O’NEILL AND THE SEA
The greatest metaphor of them all
In the end stands only for the rise and fall
Of itself. The tides, boats and sailors,
Even the seagulls, symbolize the great substitution
Of one reality for another
Of gray skies for bad weather
Or trouble, which it is.
The sea rolls over itself
A compass in a gale that can never fail,
As timeless as a ship in the distance
That doesn’t move
Then is gone in a moment,
In the sweep of a gull’s wing overhead
As the sea rolls back into place.
A ring-billed gull stands still as a statue out on the jetty
As fishermen lash bait into the surf
And the spray seems to answer them
Thrown against the rocks.
The tide withdraws and all are there,
The sandpipers sweeping a vast apron of sand,

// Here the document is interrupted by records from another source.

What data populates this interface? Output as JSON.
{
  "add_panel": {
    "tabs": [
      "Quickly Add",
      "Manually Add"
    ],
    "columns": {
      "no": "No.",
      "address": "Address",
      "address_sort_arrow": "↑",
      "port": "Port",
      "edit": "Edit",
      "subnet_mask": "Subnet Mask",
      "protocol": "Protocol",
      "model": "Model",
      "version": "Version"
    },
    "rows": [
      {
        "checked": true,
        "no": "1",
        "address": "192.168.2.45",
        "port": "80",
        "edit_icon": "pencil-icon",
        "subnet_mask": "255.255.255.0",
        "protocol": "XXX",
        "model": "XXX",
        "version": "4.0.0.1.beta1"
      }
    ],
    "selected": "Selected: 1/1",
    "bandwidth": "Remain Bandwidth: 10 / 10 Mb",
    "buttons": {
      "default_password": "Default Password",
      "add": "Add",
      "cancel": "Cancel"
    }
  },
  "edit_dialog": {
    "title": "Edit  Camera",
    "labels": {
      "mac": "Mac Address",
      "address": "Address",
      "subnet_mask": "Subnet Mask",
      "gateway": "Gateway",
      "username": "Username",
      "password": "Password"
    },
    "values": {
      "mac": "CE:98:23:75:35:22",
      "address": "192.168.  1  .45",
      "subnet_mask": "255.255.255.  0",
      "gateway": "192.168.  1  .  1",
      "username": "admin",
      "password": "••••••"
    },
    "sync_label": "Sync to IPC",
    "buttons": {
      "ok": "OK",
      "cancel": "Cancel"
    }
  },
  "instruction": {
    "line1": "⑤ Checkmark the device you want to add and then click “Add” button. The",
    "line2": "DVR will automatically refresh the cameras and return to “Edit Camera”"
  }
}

The couples and families and loners
watching them in the twilight.